    • 72 Metascore
    • 90 Critic Score
    Listening to the joyous simplicity inherent in the album's mood, you get the feeling that love, for all its pitfalls, really is the simplest thing in the world to feel; you need only to be inside your house, the city without, the falcons overhead, the days stretching off into the future, and listen.
    • 70 Metascore
    • 90 Critic Score
    In keeping with Givers' multi-dimensional aural assault, it only makes sense that vocals would also come from multiple sources. While drummer Kirby Campbell occasionally lends a hand, it is predominantly Guarisco and Lamson who brilliantly deliver the boy/girl dynamic on show here.
    • 77 Metascore
    • 90 Critic Score
    Go Tell Fire to the Mountain and WU LYF by extension soar on how excitingly singular they are; I want nothing more than to love this, just this, forever.
    • 83 Metascore
    • 90 Critic Score
    Black Up is at first mind-bending and perhaps confusing in its production and aesthetic, making it easy to lump in with fringe rap artists cLOUDDEAD. But to do so ignores the visceral qualities of the album, both in Butler's lyrics and in the production.
    • 64 Metascore
    • 90 Critic Score

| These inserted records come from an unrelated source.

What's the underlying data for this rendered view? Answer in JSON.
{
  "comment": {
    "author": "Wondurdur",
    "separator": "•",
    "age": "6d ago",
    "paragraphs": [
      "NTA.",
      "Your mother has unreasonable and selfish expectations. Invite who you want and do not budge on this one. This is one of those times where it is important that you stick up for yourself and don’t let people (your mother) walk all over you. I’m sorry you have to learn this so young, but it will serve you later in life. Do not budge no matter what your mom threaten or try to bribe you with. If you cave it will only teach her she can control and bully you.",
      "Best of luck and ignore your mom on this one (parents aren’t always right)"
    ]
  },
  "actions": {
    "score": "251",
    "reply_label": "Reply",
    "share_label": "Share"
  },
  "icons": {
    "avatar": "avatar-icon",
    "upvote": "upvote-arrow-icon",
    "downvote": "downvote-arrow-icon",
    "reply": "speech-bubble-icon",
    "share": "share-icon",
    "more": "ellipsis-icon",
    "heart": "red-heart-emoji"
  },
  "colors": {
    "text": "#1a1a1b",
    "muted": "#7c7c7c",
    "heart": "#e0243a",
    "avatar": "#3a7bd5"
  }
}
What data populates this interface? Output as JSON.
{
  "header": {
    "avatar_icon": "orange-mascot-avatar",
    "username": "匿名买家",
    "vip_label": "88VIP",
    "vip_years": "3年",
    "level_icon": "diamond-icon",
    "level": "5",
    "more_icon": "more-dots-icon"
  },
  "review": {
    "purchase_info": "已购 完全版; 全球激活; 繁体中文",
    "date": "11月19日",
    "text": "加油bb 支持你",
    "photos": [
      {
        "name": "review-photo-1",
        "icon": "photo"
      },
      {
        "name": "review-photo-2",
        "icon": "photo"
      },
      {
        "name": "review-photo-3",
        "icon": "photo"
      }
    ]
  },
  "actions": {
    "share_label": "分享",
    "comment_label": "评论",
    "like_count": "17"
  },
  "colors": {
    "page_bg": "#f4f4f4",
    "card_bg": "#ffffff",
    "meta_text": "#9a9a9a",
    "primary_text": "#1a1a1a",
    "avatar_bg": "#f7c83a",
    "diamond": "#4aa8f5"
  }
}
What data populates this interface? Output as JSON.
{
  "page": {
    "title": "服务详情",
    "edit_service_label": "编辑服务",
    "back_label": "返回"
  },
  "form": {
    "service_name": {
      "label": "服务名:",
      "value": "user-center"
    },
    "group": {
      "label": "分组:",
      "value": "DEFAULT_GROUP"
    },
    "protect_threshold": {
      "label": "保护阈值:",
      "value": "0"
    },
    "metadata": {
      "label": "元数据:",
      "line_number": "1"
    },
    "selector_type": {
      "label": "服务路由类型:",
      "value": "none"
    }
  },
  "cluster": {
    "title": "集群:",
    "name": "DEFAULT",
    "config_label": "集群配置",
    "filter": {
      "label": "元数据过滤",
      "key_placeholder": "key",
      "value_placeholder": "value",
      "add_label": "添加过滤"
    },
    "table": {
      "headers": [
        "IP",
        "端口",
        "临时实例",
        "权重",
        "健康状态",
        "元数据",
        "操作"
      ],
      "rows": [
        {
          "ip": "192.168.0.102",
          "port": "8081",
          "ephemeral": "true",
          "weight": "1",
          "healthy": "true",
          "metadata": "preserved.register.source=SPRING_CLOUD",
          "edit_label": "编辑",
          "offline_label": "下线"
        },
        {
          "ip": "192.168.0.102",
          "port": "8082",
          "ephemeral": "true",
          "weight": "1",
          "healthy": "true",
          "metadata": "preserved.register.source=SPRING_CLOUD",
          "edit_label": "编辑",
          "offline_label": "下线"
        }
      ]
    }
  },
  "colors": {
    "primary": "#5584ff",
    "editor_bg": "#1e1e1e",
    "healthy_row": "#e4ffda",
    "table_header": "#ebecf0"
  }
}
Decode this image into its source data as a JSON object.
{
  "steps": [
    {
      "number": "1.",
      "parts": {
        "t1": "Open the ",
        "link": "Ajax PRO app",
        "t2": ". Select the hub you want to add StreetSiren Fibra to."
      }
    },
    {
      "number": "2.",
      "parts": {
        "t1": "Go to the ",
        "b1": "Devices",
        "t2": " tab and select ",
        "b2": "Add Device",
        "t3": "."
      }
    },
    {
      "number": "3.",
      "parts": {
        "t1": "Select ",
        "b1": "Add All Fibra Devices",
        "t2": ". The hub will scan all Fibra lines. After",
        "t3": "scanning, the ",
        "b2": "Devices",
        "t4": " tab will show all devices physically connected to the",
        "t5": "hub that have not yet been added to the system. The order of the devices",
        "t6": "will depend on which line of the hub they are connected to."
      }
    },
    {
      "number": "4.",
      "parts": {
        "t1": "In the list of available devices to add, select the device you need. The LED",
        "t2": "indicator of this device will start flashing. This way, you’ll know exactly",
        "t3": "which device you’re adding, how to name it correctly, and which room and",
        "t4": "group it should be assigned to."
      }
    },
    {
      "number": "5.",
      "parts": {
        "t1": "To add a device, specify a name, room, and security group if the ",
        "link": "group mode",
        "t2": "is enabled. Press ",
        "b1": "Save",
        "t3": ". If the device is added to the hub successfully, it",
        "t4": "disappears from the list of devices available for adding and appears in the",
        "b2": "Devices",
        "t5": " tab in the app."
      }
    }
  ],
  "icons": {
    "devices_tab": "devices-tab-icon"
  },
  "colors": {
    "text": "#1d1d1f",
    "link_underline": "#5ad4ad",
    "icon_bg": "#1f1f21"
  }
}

    Arrows and Anchors is a masterpiece. It takes the wonder of El Cielo, mixes it with the heavy prog of Tool, and goes all [insert Mike Patton project here] in its weirdness.
    • 82 Metascore
    • 90 Critic Score
    Slave Ambient is the work of a band making us listen for every piece of them.